• _Instructions to follow_: Count the lines below with the string "icon" in them. Only the number should be given.

• _Data listing_:

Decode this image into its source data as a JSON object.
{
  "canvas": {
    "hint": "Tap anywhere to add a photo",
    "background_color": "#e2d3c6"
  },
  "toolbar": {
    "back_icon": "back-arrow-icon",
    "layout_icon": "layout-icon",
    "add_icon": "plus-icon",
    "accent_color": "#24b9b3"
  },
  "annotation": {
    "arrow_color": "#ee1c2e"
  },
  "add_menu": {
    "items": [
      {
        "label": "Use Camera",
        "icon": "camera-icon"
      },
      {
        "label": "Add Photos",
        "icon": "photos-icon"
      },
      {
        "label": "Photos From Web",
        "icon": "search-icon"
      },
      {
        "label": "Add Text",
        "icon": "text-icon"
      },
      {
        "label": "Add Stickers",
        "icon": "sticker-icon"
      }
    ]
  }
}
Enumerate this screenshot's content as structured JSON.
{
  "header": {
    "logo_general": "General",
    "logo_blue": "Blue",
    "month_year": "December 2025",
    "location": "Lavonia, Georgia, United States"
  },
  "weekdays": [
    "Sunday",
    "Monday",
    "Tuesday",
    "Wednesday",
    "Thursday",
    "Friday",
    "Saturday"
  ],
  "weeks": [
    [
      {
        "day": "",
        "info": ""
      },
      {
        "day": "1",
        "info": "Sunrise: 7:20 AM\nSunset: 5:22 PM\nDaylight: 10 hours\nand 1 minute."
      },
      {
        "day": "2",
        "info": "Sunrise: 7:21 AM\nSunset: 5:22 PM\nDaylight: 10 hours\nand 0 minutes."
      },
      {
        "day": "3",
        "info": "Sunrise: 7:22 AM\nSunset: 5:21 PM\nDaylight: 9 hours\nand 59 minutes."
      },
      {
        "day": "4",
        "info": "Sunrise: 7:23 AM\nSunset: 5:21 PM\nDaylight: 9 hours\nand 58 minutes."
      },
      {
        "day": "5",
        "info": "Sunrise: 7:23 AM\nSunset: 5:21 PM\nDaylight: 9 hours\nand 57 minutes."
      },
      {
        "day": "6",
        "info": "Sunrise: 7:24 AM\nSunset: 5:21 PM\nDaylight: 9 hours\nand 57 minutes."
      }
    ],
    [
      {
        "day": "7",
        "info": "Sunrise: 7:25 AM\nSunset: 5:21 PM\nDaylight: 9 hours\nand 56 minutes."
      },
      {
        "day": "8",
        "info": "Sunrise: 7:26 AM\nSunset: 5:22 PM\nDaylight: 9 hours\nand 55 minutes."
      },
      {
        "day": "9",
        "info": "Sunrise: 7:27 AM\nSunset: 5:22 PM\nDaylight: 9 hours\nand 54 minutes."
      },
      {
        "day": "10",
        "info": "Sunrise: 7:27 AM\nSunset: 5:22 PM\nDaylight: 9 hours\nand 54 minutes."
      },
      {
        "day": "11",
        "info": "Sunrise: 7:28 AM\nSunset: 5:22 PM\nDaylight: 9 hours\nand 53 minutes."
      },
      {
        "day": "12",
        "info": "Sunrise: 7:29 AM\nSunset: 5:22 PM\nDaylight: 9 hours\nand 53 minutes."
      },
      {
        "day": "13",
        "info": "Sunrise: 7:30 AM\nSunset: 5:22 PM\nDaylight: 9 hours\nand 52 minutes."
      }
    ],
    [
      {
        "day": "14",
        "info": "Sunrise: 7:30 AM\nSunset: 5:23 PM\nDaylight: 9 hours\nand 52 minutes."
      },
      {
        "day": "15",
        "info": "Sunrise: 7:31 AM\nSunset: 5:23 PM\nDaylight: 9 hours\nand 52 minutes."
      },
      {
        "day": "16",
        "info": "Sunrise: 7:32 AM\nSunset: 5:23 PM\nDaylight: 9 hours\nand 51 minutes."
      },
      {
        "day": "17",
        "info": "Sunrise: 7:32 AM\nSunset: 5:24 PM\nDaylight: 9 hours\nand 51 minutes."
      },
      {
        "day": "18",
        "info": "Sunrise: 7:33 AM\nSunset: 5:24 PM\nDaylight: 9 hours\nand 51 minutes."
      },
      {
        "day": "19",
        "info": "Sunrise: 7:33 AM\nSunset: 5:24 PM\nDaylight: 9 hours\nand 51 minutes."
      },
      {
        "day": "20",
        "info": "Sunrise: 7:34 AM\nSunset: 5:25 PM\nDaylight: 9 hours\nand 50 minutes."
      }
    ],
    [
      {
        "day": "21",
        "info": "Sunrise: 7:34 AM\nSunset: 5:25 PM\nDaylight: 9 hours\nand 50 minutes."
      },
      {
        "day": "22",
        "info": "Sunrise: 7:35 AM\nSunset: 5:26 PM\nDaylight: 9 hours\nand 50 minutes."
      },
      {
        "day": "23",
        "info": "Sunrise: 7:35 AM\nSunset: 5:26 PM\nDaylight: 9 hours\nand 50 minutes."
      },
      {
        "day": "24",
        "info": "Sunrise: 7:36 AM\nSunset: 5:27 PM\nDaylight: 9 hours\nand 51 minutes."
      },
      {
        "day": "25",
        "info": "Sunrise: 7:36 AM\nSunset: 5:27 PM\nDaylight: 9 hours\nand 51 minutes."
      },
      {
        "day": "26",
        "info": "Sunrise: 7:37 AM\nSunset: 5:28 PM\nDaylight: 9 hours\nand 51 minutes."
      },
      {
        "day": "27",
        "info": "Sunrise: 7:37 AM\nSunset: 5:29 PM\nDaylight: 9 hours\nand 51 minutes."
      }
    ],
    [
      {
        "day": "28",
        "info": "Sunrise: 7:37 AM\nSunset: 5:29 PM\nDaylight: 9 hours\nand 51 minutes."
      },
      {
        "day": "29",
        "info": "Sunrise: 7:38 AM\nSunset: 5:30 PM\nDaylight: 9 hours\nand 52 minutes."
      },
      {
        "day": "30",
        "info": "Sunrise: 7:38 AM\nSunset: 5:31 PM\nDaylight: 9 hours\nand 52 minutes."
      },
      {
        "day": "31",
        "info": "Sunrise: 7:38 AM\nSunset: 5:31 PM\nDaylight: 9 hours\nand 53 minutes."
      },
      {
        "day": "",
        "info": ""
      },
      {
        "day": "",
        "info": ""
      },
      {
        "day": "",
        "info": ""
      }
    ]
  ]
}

• _The answer_: 8